This course has changed my life, my awareness is expanding with each speaker, book and article. Thank you Patti Digh for opening space for learning.

Mazie Yewell

I’ve just signed up for my 2nd time for this course. If you are looking for a safe space to understand this conversation on racism and the history of how it came to be…. I encourage you to sign up.

The list of resources, alone, are worth the price. AND the conversations and perspectives shared are priceless. You will be challenged and stretched by this course. So much has been left out of our history books and by the media.

Elaine Hansen


Ericka Hines, J.D.

Trainer, Consultant, Ally

Liz Amaya-Fernandez

Tiffany Harper, Esq.

Attorney and Diversity Leader

Tracy Brown

Voice & Guide for Inclusion

Alison Campbell

Clint Smith

Poet, Educator, Doctoral Candidate at Harvard

Dr. Franki Trujillo-Dalbey

Intercultural Trainer and Consultant

Bradley Wilkinson

Volunteer YWCA racial justice facilitator

Beth Applegate

Change agent, organization development practitioner, and author


Dr. Rodney Coates

Professor of Sociology and Black World Studies

Miami University in Ohio

Esther Louie

Intercultural Educator and Consultant

Jane Elliott

Social equality and anti-racism activist, diversity trainer

Amer Ahmed

College Administrator, Facilitator, Poet and Hip Hop Activist

Emma Alvarez Gibson


Desiree Adaway

Change/Leadership Facilitator, Consultant, Activist

Melanie DewBerry

Writer, Spiritual Teacher

Kat Danser

Canadian Musician, Vocalist, and Ph.D student in musicology

Mic Crenshaw

Cultural Activist, Emcee, Poet

Victor Lee Lewis

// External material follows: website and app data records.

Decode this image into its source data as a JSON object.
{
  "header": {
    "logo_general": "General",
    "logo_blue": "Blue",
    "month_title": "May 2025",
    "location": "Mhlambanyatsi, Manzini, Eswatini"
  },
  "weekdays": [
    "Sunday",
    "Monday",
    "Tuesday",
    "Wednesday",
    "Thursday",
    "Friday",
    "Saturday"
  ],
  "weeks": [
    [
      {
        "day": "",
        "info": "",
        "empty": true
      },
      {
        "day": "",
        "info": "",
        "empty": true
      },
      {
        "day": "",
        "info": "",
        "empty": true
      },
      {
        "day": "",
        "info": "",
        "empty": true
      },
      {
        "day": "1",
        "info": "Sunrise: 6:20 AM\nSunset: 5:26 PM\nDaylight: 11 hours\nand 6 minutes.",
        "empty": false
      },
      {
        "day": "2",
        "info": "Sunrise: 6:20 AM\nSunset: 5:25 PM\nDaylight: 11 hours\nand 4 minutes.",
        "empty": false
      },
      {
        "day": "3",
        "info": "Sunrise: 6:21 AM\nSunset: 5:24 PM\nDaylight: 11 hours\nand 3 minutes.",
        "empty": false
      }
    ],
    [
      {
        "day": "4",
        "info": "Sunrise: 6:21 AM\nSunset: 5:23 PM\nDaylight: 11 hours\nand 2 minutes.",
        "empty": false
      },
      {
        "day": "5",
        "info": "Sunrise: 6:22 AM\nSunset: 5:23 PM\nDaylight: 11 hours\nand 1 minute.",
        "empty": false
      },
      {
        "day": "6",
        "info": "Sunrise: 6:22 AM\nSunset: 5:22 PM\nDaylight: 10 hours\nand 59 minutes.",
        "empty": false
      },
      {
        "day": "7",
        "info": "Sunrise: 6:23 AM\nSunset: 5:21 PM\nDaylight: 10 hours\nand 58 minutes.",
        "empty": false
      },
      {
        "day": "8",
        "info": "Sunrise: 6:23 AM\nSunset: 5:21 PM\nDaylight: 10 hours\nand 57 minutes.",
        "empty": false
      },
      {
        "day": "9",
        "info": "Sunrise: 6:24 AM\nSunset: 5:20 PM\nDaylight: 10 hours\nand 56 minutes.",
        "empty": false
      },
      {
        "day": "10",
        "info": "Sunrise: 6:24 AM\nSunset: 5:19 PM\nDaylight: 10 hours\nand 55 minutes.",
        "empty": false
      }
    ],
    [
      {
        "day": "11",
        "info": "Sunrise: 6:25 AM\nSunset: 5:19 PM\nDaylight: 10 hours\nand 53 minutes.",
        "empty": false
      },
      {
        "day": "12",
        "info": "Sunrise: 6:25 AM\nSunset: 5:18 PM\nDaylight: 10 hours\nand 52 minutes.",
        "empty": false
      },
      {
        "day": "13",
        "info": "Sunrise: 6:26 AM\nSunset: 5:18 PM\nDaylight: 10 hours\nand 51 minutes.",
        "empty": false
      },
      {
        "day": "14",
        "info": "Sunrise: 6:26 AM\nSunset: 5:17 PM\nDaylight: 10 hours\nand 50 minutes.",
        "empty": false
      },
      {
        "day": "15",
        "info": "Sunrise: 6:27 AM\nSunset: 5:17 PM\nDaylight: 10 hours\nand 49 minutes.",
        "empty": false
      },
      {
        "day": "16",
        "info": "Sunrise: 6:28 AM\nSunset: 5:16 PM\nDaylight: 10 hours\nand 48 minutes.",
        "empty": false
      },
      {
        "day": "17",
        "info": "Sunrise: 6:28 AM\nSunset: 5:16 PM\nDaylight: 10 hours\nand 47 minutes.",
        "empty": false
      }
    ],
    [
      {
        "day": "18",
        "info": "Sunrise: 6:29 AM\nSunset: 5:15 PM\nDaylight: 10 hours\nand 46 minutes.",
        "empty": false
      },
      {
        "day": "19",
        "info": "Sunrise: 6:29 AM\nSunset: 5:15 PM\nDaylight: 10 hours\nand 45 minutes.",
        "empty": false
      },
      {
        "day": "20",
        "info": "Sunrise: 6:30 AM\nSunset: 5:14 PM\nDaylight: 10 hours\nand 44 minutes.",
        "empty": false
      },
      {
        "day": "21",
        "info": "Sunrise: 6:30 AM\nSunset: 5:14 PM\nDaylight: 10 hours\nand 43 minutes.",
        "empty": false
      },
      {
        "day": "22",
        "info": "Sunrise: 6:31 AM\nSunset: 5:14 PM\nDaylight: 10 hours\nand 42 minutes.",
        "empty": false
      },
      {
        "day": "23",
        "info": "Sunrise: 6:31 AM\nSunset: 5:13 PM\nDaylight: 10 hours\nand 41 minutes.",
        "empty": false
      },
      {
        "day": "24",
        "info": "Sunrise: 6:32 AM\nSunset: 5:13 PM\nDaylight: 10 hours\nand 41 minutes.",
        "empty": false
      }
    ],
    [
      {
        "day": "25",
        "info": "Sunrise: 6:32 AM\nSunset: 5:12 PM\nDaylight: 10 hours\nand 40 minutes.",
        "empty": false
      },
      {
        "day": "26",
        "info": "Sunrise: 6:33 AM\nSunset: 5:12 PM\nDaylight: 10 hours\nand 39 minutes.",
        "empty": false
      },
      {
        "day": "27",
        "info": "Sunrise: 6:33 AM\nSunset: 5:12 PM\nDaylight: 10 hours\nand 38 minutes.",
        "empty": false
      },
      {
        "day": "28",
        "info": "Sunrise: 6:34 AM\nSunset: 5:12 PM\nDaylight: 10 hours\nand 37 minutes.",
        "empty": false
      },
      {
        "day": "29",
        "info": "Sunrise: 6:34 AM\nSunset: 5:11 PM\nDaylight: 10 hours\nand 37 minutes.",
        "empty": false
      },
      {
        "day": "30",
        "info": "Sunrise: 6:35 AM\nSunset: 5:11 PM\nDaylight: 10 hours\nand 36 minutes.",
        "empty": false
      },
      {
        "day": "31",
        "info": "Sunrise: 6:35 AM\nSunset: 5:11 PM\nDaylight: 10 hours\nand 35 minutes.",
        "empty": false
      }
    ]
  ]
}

Social Justice Educator

Patti Digh

Author, Speaker, Activist

I want to help stop racism!

There are two upcoming sessions of Hard Conversations: Intro to Racism.

The cost is $99

Four Weeks of Daily Lessons & Dialogue, Plus Four Live Webinars

Group rates are available for groups of 10+ people.

Special rates are available for returning students.

For information on group rates, email

Please select the upcoming session dates to continue:

Intro to Racism January 2018

2018: January 24 – February 26


Intro to Racism March 2018

2018: March 20 – April 15


The cost is $99

Group rates are available for groups of 10+ people.

Special rates are available for returning students.

For information on group rates, email

Do you have a question about the Intro to Racism course? Click here to view the FAQ page for this course.